This demonstrates a lack of understanding as to why she should be held accountable to her actions. When Mallory helped organize the 2017 Women’s March, she became a social justice leader. In the past few months, she hasn’t acted like a leader. A leader has to carefully consider whom they associate with. A leader has to respectfully respond to criticism. A leader has to accept that everything they do has an impact on how their beliefs are perceived. Mallory has repeatedly associated herself with a hate group and with the infamous bigot at its center. She has repeatedly failed to be responsive to criticism. Most important, she has repeatedly failed to understand why what she does has an impact on how her beliefs, her movement and her ideology are perceived.
I have seen arguments that people are being too harsh on Mallory. The Root published an article on the matter titled “A Word About Louis Farrakhan and Tamika Mallory.” It acknowledges the pain that Farrakhan has caused, but asks for sympathy for Mallory and an understanding of the conditions that allowed for the Nation of Islam to gain influence. In preparation for this article, I read that piece and watched Farrakhan’s speech at the event Mallory attended in its entirety. I understand his appeal: He’s an excellent public speaker, and there are moments in which I was genuinely moved by what he was saying. However, I resent the implication that I, as a Jew, have to be understanding towards people who are supportive of Farrakhan. I am under no obligation to support any movement, any organization or any individual who does not respect my fundamental humanity.
Farrakhan has called Adolf Hitler a “very great man” (The New York Times, “Farrakhan Again Describes Hitler as a ‘Very Great Man,’” 07.17.1984). Farrakhan has said that Jesus came to earth on a mission to destroy Jewish civilization. I believe that the subtext of his statements is that he is calling for genocide against the Jewish people. Even if that is not his intent, his statements send a clear message that the world would be better off should the Jewish people stop existing. To say this is a call for genocide is not a far stretch. By not condemning him, Mal- lory reveals herself as indifferent to genocide.

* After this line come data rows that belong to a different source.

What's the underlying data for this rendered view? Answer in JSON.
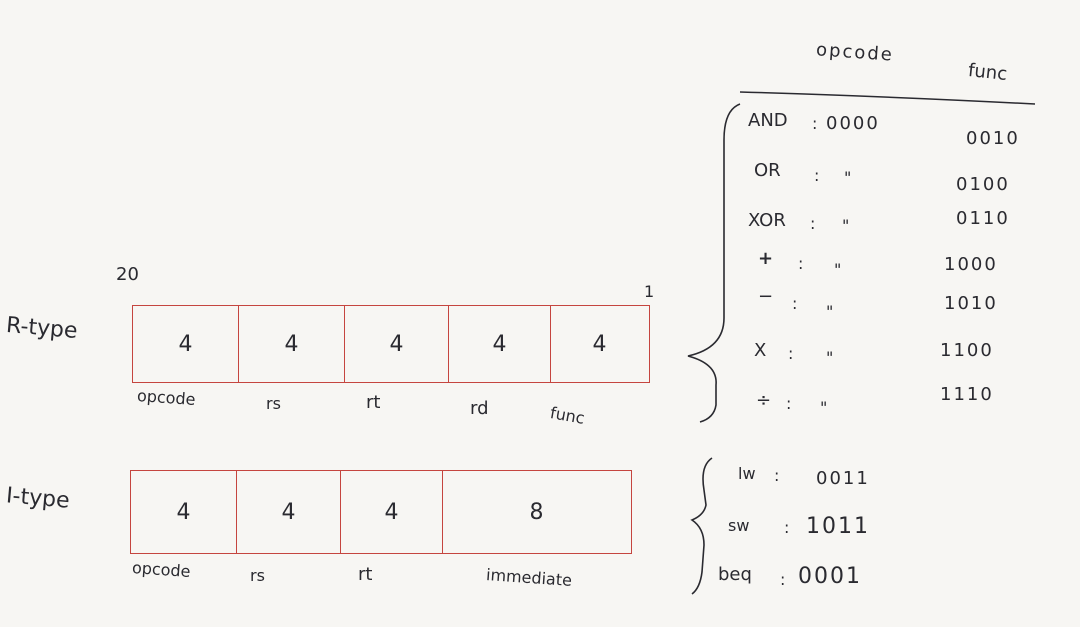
{
  "r_type": {
    "label": "R-type",
    "top_number": "20",
    "corner_mark": "1",
    "cells": [
      "4",
      "4",
      "4",
      "4",
      "4"
    ],
    "field_names": [
      "opcode",
      "rs",
      "rt",
      "rd",
      "func"
    ]
  },
  "i_type": {
    "label": "I-type",
    "cells": [
      "4",
      "4",
      "4",
      "8"
    ],
    "field_names": [
      "opcode",
      "rs",
      "rt",
      "immediate"
    ]
  },
  "table": {
    "header_opcode": "opcode",
    "header_func": "func",
    "rows": [
      {
        "op": "AND",
        "sep": ":",
        "opcode": "0000",
        "func": "0010"
      },
      {
        "op": "OR",
        "sep": ":",
        "opcode": "\"",
        "func": "0100"
      },
      {
        "op": "XOR",
        "sep": ":",
        "opcode": "\"",
        "func": "0110"
      },
      {
        "op": "+",
        "sep": ":",
        "opcode": "\"",
        "func": "1000"
      },
      {
        "op": "−",
        "sep": ":",
        "opcode": "\"",
        "func": "1010"
      },
      {
        "op": "X",
        "sep": ":",
        "opcode": "\"",
        "func": "1100"
      },
      {
        "op": "÷",
        "sep": ":",
        "opcode": "\"",
        "func": "1110"
      }
    ]
  },
  "i_ops": [
    {
      "op": "lw",
      "sep": ":",
      "opcode": "0011"
    },
    {
      "op": "sw",
      "sep": ":",
      "opcode": "1011"
    },
    {
      "op": "beq",
      "sep": ":",
      "opcode": "0001"
    }
  ],
  "colors": {
    "ink": "#2a2a30",
    "box_red": "#c5453f",
    "paper": "#f7f6f3"
  }
}
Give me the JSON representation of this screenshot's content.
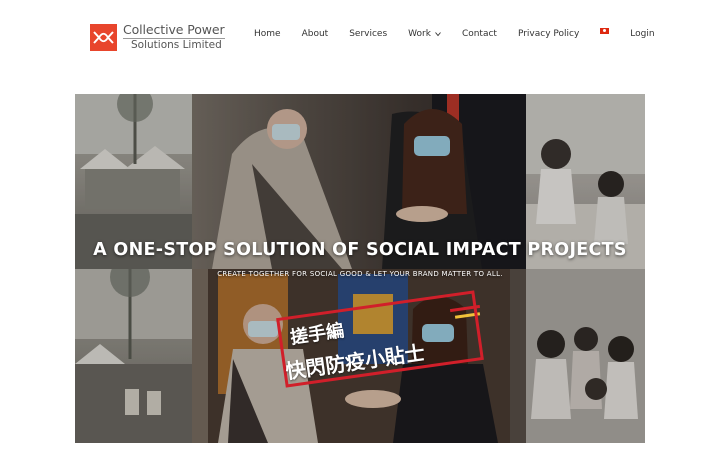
{
  "brand": {
    "name_line1": "Collective Power",
    "name_line2": "Solutions Limited",
    "logo_color": "#e8452c"
  },
  "nav": {
    "items": [
      {
        "label": "Home"
      },
      {
        "label": "About"
      },
      {
        "label": "Services"
      },
      {
        "label": "Work",
        "has_dropdown": true
      },
      {
        "label": "Contact"
      },
      {
        "label": "Privacy Policy"
      }
    ],
    "language_flag": "hong-kong-flag-icon",
    "login_label": "Login"
  },
  "hero": {
    "title": "A ONE-STOP SOLUTION OF SOCIAL IMPACT PROJECTS",
    "subtitle": "CREATE TOGETHER FOR SOCIAL GOOD & LET YOUR BRAND MATTER TO ALL.",
    "overlay_caption_line1": "搓手編",
    "overlay_caption_line2": "快閃防疫小貼士",
    "accent_color": "#d11f2a"
  }
}
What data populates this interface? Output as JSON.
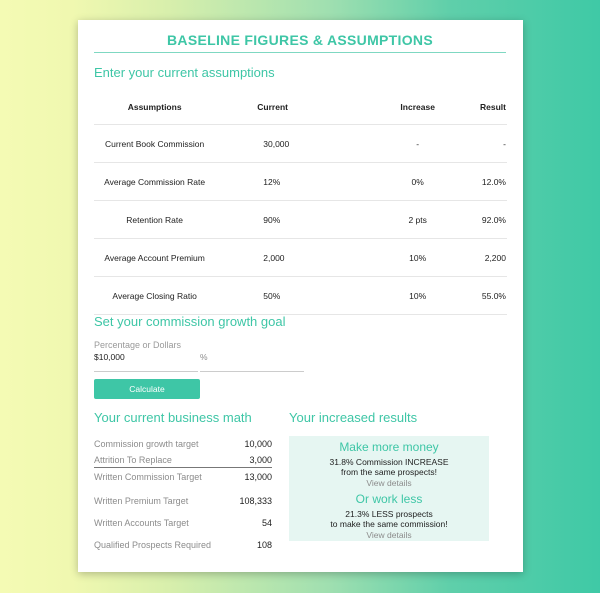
{
  "title": "BASELINE FIGURES & ASSUMPTIONS",
  "assumptions_section": {
    "heading": "Enter your current assumptions",
    "columns": [
      "Assumptions",
      "Current",
      "Increase",
      "Result"
    ],
    "rows": [
      {
        "label": "Current Book Commission",
        "current": "30,000",
        "increase": "-",
        "result": "-"
      },
      {
        "label": "Average Commission Rate",
        "current": "12%",
        "increase": "0%",
        "result": "12.0%"
      },
      {
        "label": "Retention Rate",
        "current": "90%",
        "increase": "2 pts",
        "result": "92.0%"
      },
      {
        "label": "Average Account Premium",
        "current": "2,000",
        "increase": "10%",
        "result": "2,200"
      },
      {
        "label": "Average Closing Ratio",
        "current": "50%",
        "increase": "10%",
        "result": "55.0%"
      }
    ]
  },
  "goal_section": {
    "heading": "Set your commission growth goal",
    "field_label": "Percentage or Dollars",
    "dollar_value": "$10,000",
    "percent_value": "%",
    "calculate_label": "Calculate"
  },
  "business_math": {
    "heading": "Your current business math",
    "rows": [
      {
        "label": "Commission growth target",
        "value": "10,000"
      },
      {
        "label": "Attrition To Replace",
        "value": "3,000"
      },
      {
        "label": "Written Commission Target",
        "value": "13,000"
      },
      {
        "label": "Written Premium Target",
        "value": "108,333"
      },
      {
        "label": "Written Accounts Target",
        "value": "54"
      },
      {
        "label": "Qualified Prospects Required",
        "value": "108"
      }
    ]
  },
  "increased_results": {
    "heading": "Your increased results",
    "more_money": {
      "title": "Make more money",
      "line1": "31.8% Commission INCREASE",
      "line2": "from the same prospects!",
      "link": "View details"
    },
    "less_work": {
      "title": "Or work less",
      "line1": "21.3% LESS prospects",
      "line2": "to make the same commission!",
      "link": "View details"
    }
  },
  "colors": {
    "accent": "#3ec6a6",
    "panel": "#e6f6f2"
  }
}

I am not obligated to support the Women’s March if its organizers do not support my basic humanity, and neither is anyone else. I do not know if Mallory, Perez or Sarsour are truly anti-Semites. However, I do know that they have repeatedly failed to prove themselves as allies to the Jewish people, and by not condemning Farrakhan, they have done their movement, their ideology and every Jewish person who trusted them a disservice. We are owed an apology.